Langer Research diagnoses results across a range of likely voter models. Fifteen such models currently are in use, projecting turnout estimates ranging from 43 to 70 percent of the voting age population. All show essentially the same results using the last four nights of data.
The tightening of the contest the past week, while unusual, is not unheard of. Among many gyrations in ABC News and ABC/Post pre-election polls in the 1992 election, Bill Clinton went from an 11 point lead to a scant 3 point edge against George H.W. Bush toward the end of their race before regaining the advantage in the closing days. (There was also a steep shift in 1996.)
Notably, among groups, a slight Hillary Clinton advantage among independents in early tracking is now a 19 point Trump lead. Part of the reason: a decline in the share of Democratic leaners within the ranks of independents who are likely to vote.
The latest results show a continued but different gender gap, from Clinton up 19 points among women and up 2 among men in early tracking to Clinton up 8 points among women and Trump up 9 among men now.
There's a much closer race, meanwhile, among young voters, again because of signs that fewer Democrats and Democratic leaners in their ranks are joining the likely voter pool. Bernie Sanders was especially popular among young adults, and they've been far less strongly enthusiastic Clinton supporters than their elder counterparts.
Trump has a 15 point advantage over Clinton among whites, while Clinton has 68 percent support in the latest results among nonwhites, versus Obama's 80 percent among nonwhites in the 2012 exit poll. She's backed by 88 percent of blacks (average for a Democrat) and 60 percent of Hispanics (a bit less than average; 10 percent peel off to Johnson and Stein). A notable difference is nonwhites who are not black or Hispanic. Obama won them by 66 to 31 percent; it's a closer 45 percent for Clinton and 40 percent for Trump in the tracking poll.
White Catholics, a swing voter group in elections from 1976 to 2004, are now with Trump, 57 to 36 percent, reopening his advantage in this group to near the margin he last saw in late September.
Trump counters Clinton's 21 point lead among college-educated likely voters with a 12 point advantage among those who lack a college degree. (The latter are more numerous.) Clinton leads by 23 points among college-educated white women, a crucial bulwark for her.
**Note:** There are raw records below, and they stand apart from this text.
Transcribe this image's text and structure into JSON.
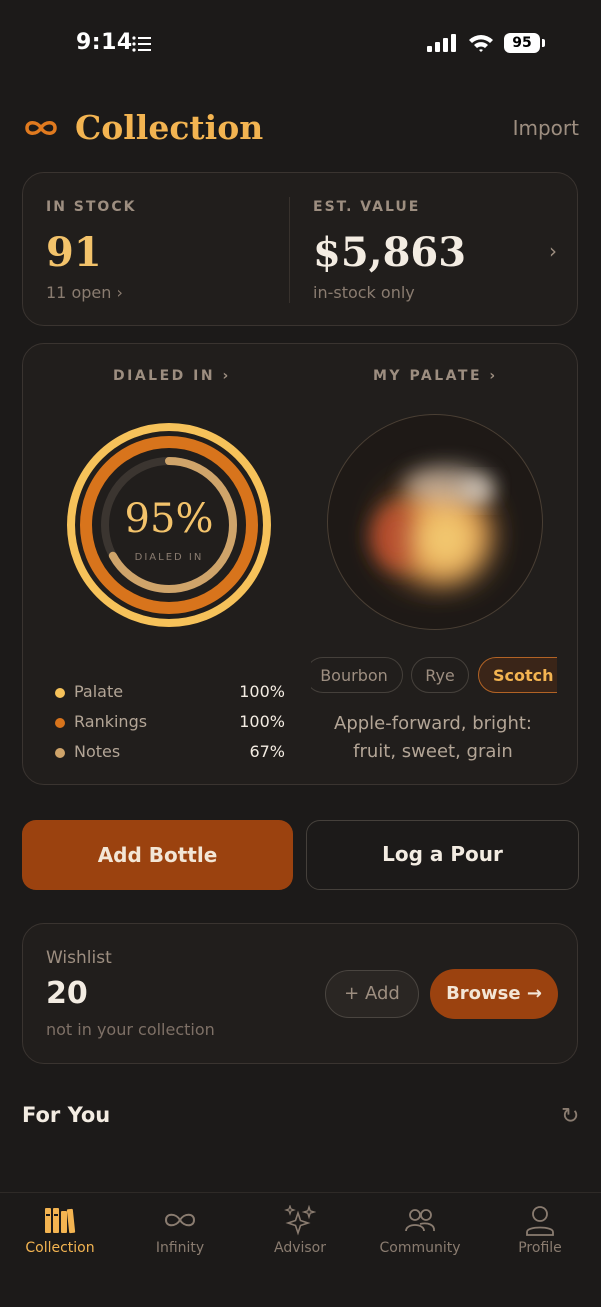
{
  "status_bar": {
    "time": "9:14",
    "battery": "95"
  },
  "header": {
    "title": "Collection",
    "import_label": "Import"
  },
  "stock": {
    "in_stock_label": "IN STOCK",
    "in_stock_value": "91",
    "open_label": "11 open ›",
    "value_label": "EST. VALUE",
    "value_amount": "$5,863",
    "value_note": "in-stock only"
  },
  "dialed": {
    "title": "DIALED IN ›",
    "percent": "95%",
    "subtitle": "DIALED IN",
    "overall_fraction": 0.95,
    "legend": [
      {
        "label": "Palate",
        "value": "100%",
        "fraction": 1.0,
        "color": "#f6c25a"
      },
      {
        "label": "Rankings",
        "value": "100%",
        "fraction": 1.0,
        "color": "#d8741c"
      },
      {
        "label": "Notes",
        "value": "67%",
        "fraction": 0.67,
        "color": "#cfa46a"
      }
    ]
  },
  "palate": {
    "title": "MY PALATE ›",
    "pills": [
      "Bourbon",
      "Rye",
      "Scotch /"
    ],
    "selected": "Scotch /",
    "description": "Apple-forward, bright: fruit, sweet, grain"
  },
  "actions": {
    "add_bottle": "Add Bottle",
    "log_pour": "Log a Pour"
  },
  "wishlist": {
    "label": "Wishlist",
    "count": "20",
    "subtitle": "not in your collection",
    "add_label": "+ Add",
    "browse_label": "Browse →"
  },
  "for_you": {
    "title": "For You",
    "refresh_icon": "↻"
  },
  "tabs": [
    {
      "label": "Collection",
      "icon": "shelf-icon",
      "active": true
    },
    {
      "label": "Infinity",
      "icon": "infinity-icon",
      "active": false
    },
    {
      "label": "Advisor",
      "icon": "sparkles-icon",
      "active": false
    },
    {
      "label": "Community",
      "icon": "people-icon",
      "active": false
    },
    {
      "label": "Profile",
      "icon": "person-icon",
      "active": false
    }
  ],
  "colors": {
    "accent": "#f3b451",
    "primary_button": "#9b420f",
    "background": "#1c1a19"
  }
}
The two are even among college-educated white men, while Trump leads by 38 and 27 points, respectively, among non-college-educated white men and non-college-educated white women.
Non-college-educated white men have been a steady Trump group. Non-college-educated white women have been for him generally but by less consistent margins. Where they end up may well prove critical in this still unpredictable election.
This ABC News/Washington Post poll was conducted by landline and cellular telephone Oct. 25 to 28, 2016, in English and Spanish, among a random national sample of 1,160 likely voters. Results have a margin of sampling error of 3 points, including the design effect. Partisan divisions are 37-28-30 percent, Democrats-Republicans-independents.
Question 6 was asked Oct. 24 to 27 among 1,268 likely voters; those results have a 3 point error margin. Question 7 was asked Oct. 28 to 29 among 480 likely voters; those results have a 5 point error margin. Question 8 was asked Oct. 26 to 28 among 415 Republicans and Republican-leaning independents who are likely to vote; those results have a 5.5 point error margin.
The survey was produced for ABC News by Langer Research Associates of New York City, with sampling, data collection and tabulation by Abt-SRBI of New York City. See details on the survey's methodology here.